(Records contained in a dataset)
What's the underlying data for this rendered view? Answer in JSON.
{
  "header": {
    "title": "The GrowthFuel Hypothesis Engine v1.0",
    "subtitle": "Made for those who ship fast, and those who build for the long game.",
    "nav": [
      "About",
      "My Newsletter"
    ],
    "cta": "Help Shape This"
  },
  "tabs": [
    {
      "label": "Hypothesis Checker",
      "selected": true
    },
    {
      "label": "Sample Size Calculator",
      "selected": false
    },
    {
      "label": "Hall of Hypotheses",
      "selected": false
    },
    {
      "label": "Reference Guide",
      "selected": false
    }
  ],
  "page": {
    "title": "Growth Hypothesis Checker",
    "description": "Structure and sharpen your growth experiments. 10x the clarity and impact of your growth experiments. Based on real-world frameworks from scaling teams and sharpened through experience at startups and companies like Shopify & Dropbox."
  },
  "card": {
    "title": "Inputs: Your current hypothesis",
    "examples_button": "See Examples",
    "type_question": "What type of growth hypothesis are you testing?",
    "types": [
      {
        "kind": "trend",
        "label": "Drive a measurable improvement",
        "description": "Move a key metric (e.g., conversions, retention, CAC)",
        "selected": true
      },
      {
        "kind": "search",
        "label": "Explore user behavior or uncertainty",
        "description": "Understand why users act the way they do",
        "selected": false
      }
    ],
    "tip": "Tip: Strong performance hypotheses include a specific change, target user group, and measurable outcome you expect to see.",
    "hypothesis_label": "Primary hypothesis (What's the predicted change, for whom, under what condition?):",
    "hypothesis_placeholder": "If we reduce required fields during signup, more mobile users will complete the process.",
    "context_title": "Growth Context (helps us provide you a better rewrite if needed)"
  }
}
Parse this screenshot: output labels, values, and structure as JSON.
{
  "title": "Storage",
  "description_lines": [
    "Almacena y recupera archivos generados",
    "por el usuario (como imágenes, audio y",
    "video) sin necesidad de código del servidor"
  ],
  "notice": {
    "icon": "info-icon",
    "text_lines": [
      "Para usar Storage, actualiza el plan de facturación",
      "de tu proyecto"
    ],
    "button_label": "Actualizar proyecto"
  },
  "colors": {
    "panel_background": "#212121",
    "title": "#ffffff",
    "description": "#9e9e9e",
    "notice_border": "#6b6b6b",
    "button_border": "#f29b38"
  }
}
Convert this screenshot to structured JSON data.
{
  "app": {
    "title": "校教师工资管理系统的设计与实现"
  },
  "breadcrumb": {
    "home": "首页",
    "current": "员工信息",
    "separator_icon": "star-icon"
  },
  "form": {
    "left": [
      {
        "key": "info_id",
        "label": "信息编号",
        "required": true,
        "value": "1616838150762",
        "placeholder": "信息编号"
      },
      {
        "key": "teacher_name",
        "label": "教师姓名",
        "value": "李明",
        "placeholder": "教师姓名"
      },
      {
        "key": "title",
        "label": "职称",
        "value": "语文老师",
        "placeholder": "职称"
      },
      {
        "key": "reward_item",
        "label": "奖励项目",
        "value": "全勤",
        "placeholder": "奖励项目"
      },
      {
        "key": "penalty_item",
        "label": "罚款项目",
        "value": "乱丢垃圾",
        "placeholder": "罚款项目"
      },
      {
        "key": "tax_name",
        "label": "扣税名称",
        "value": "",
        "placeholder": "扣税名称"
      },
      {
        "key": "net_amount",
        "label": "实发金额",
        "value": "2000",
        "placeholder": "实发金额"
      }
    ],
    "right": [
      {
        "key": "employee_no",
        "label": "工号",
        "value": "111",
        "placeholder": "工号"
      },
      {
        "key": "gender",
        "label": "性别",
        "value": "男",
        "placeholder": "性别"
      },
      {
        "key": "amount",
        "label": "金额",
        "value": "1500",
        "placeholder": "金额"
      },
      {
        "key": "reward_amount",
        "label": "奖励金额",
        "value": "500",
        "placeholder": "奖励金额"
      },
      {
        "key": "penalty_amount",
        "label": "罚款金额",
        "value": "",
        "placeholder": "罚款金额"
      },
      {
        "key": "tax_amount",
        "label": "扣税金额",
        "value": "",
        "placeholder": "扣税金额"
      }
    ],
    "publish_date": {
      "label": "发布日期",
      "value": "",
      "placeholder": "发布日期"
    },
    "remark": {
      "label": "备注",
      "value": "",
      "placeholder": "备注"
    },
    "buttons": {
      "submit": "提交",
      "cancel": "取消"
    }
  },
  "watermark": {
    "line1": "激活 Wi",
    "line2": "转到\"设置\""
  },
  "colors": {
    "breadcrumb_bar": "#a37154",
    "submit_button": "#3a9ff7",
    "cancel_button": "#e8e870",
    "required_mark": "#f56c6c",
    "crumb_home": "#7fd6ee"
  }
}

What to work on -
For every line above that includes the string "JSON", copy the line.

Response area -
What's the underlying data for this rendered view? Answer in JSON.
Parse this screenshot: output labels, values, and structure as JSON.
Convert this screenshot to structured JSON data.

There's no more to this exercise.